Kate Waller Barrett (1857-1925), gently raised daughter of a prominent Stafford County family, was confronted as a young woman by a heart-wrenching scene that played out before her in her home. It stirred her heart and propelled her into a public life. The humanitarian work inspired by Kate Waller Barrett’s experience led eventually to established shelters and services across this country and abroad known generally as the Florence Crittenton Mission.
Whether we belong to a tribe comprised of harried moms, college students, or even librarians, we recognize our "kindred spirits" by dress, behavior, and other things we have in common.
But have you ever wondered about secret societies? Ones where members recognize each other by a secret handshake or door knock or even a cryptic eyebrow quirk. Maybe secret societies possess ancient wisdom that they will share with the world when the time is right.
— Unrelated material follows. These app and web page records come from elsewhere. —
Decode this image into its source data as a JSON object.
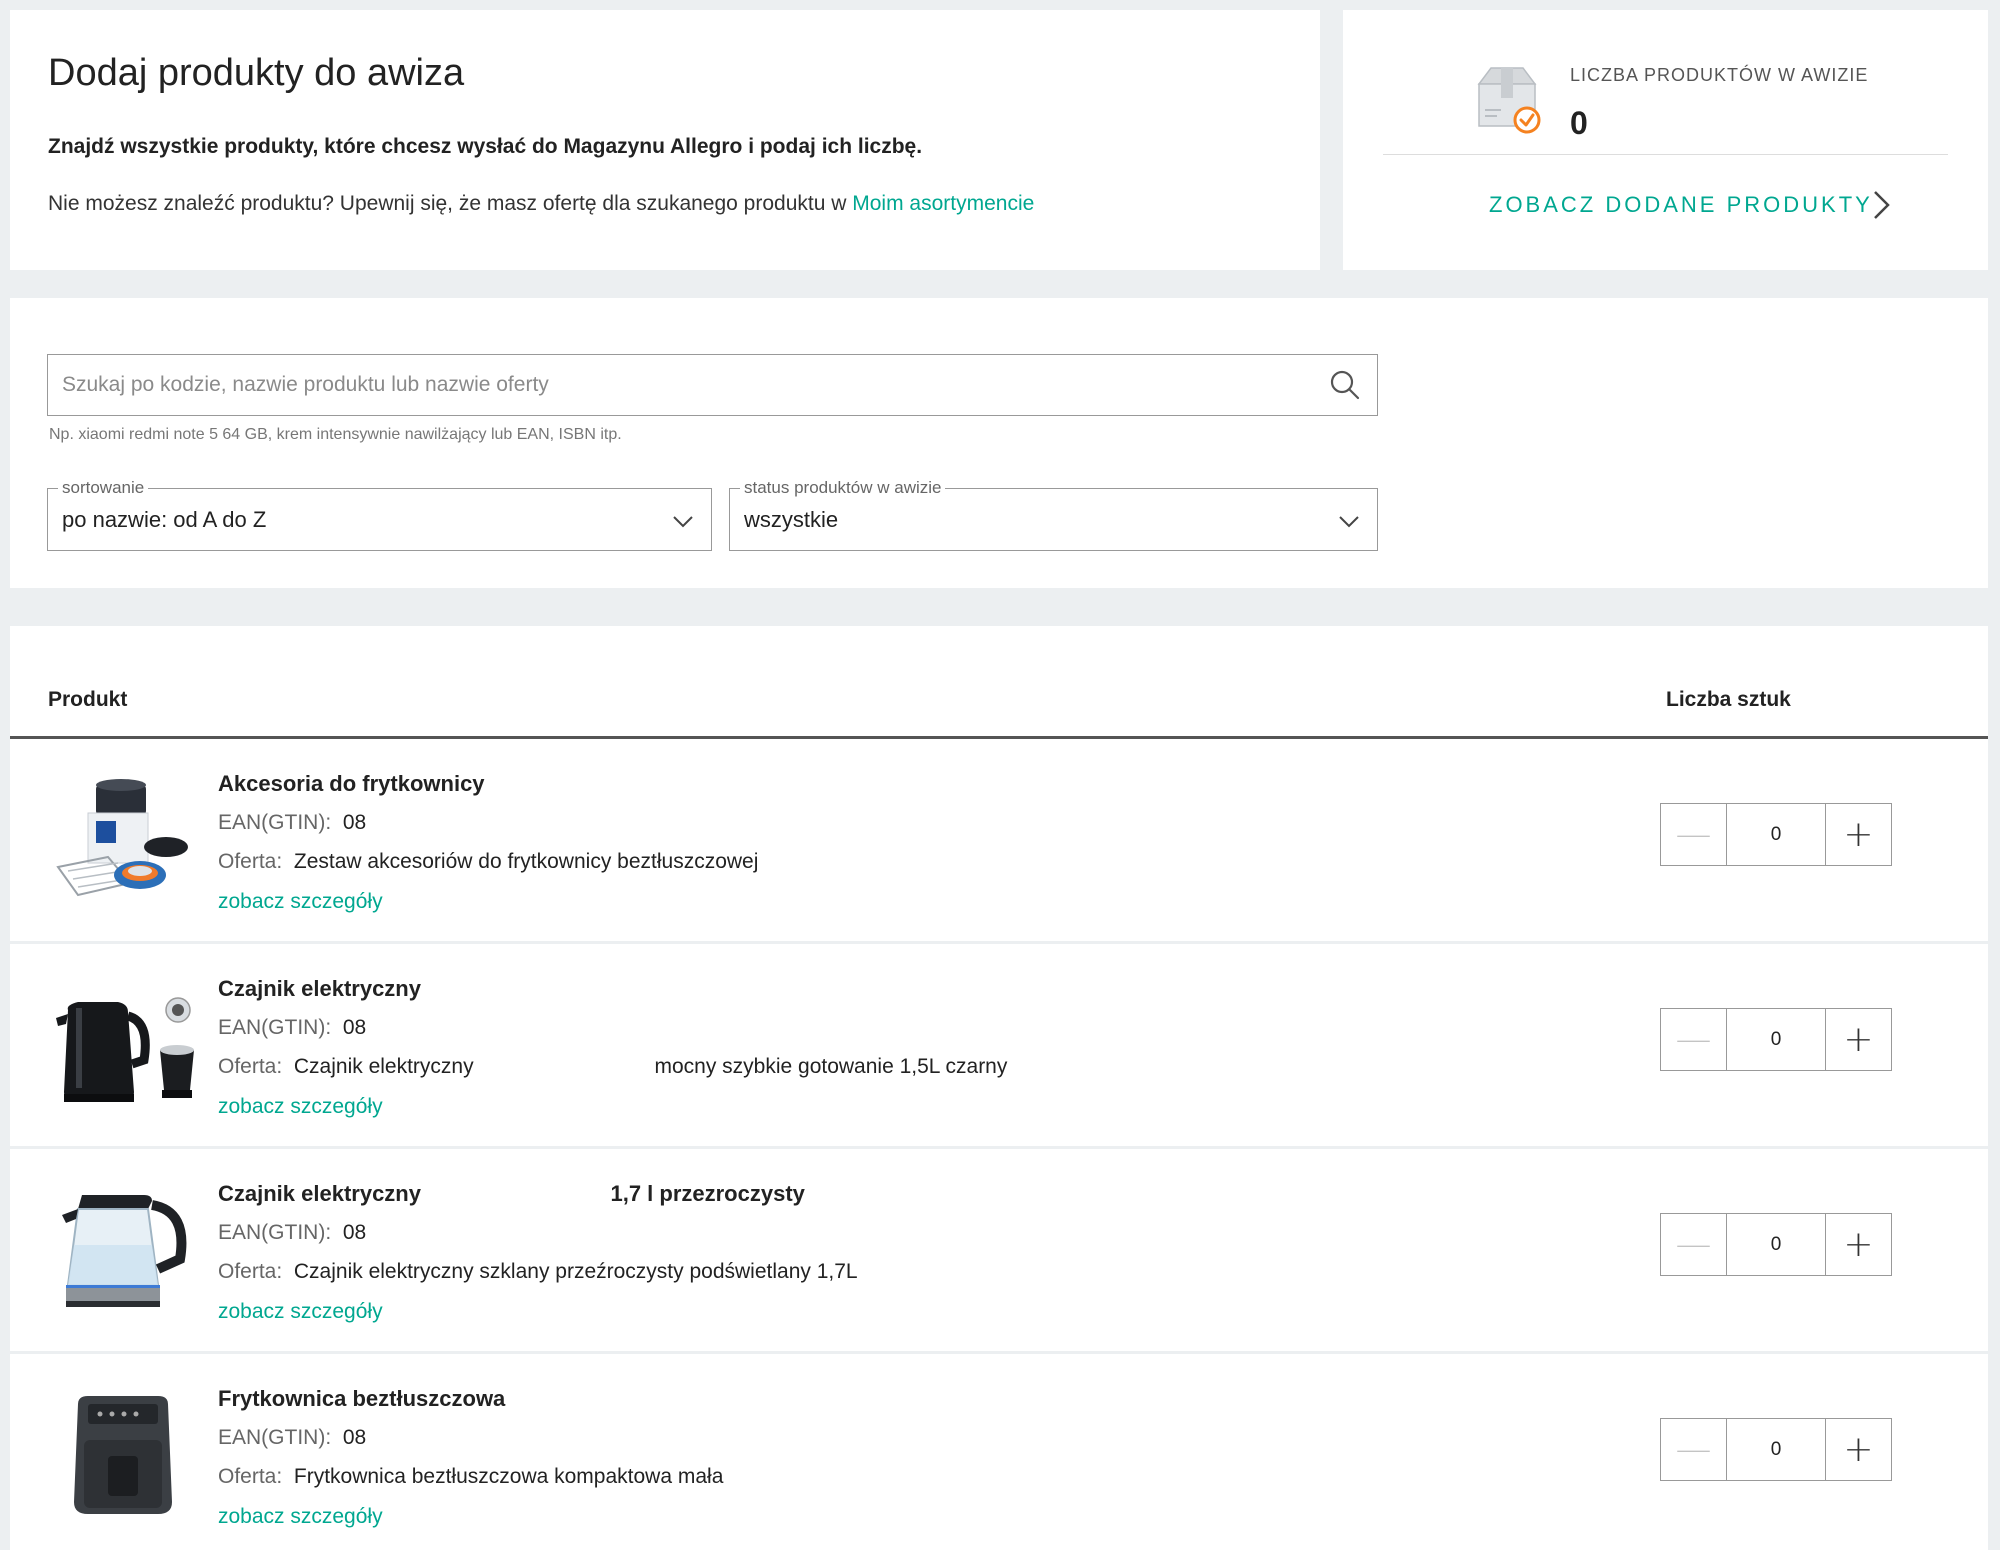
{
  "intro": {
    "title": "Dodaj produkty do awiza",
    "subtitle": "Znajdź wszystkie produkty, które chcesz wysłać do Magazynu Allegro i podaj ich liczbę.",
    "info_text": "Nie możesz znaleźć produktu? Upewnij się, że masz ofertę dla szukanego produktu w ",
    "info_link": "Moim asortymencie"
  },
  "summary": {
    "label": "LICZBA PRODUKTÓW W AWIZIE",
    "count": "0",
    "link": "ZOBACZ DODANE PRODUKTY",
    "icon": "box-check-icon"
  },
  "search": {
    "placeholder": "Szukaj po kodzie, nazwie produktu lub nazwie oferty",
    "hint": "Np. xiaomi redmi note 5 64 GB, krem intensywnie nawilżający lub EAN, ISBN itp."
  },
  "filters": {
    "sort": {
      "label": "sortowanie",
      "value": "po nazwie: od A do Z"
    },
    "status": {
      "label": "status produktów w awizie",
      "value": "wszystkie"
    }
  },
  "table": {
    "col_product": "Produkt",
    "col_qty": "Liczba sztuk",
    "ean_label": "EAN(GTIN):",
    "offer_label": "Oferta:",
    "details_label": "zobacz szczegóły",
    "rows": [
      {
        "name": "Akcesoria do frytkownicy",
        "ean": "08",
        "offer": "Zestaw akcesoriów do frytkownicy beztłuszczowej",
        "qty": "0",
        "image": "fryer-accessories-image"
      },
      {
        "name": "Czajnik elektryczny",
        "ean": "08",
        "offer": "Czajnik elektryczny                               mocny szybkie gotowanie 1,5L czarny",
        "qty": "0",
        "image": "black-kettle-image"
      },
      {
        "name": "Czajnik elektryczny                               1,7 l przezroczysty",
        "ean": "08",
        "offer": "Czajnik elektryczny szklany przeźroczysty podświetlany 1,7L",
        "qty": "0",
        "image": "glass-kettle-image"
      },
      {
        "name": "Frytkownica beztłuszczowa",
        "ean": "08",
        "offer": "Frytkownica beztłuszczowa kompaktowa mała",
        "qty": "0",
        "image": "air-fryer-image"
      }
    ]
  },
  "colors": {
    "accent": "#00a790",
    "background": "#eceff1",
    "badge": "#f58220"
  }
}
Many people don’t think about this, but books have pick-up lines. Just like those people in school, online, or anywhere else where people are looking for love. With a book, sometimes all it takes is that first line to get a reader hooked. Sometimes, it’s the first few few lines, but those are still pick-up lines. After all, many times the pick-up lines you hear from interested humans are not one sentence.
You may have noticed that eBooks and eReaders are catching on with people. With reports of ridiculously large sales numbers around the holidays, such as the one million Kindles sold each week of the 2011 holiday season, one gets the feeling that these gadgets might just have some staying power.
At the Central Rappahannock Regional Library we have been delighted to offer the public free eBooks to check out through services like EBSCOhost and OverDrive.
Overall, the public seems to be equally delighted with the service as our circulation statistics for eBooks continues to climb.
EBooks from the library have a number of advantages:
- No late fees, period!
Now, we have heard from numerous patrons that eBooks they check out will, through one technical hiccup or another, remain on their devices past the check-out period and concerns have been raised that overdue fees will be assessed because of this. Have no fear: if you’ve experienced this difficulty, it does not change the fact that your eBook is indeed available for other patrons to check out, and you will not be fined one cent.
- 24-hour service: our digital offerings are available for you to check out any time, any day, regardless of whether the library is open. You want to read a Sookie Stackhouse book at 2 AM on a Sunday morning? You can do that on OverDrive! Or, maybe you’re working at the last minute on a big paper for school and you need some serious non-fiction to help your research, but the library is closed. Well, head over to EBSCOhost; with book titles as diverse as “Higher Education and Democracy: Essays on Service-learning and Civic Engagement” and “Entangled Geographies: Empire and Technopolitics in the Global Cold War,” I’m pretty sure EBSCOhost has your back when it comes to research.
(Photo of eReaders by The Daring Librarian)
- There are practically no limits on your checkouts.
Now, I do say practically. Technically, OverDrive limits you to seven checkouts at a time, but you can return your books quite easily to free up space in your checkout queue for another title. This can be done through the Amazon.com if you checked the book out on a Kindle, through Adobe Digital Editions if you’re reading it on a Nook or Sony, or through the OverDrive Media Console app if you’re using a tablet computer. And while EBSCOhost does not yet allow books to be returned early, you can have up to fifty titles checked out at once; we hope that will be enough.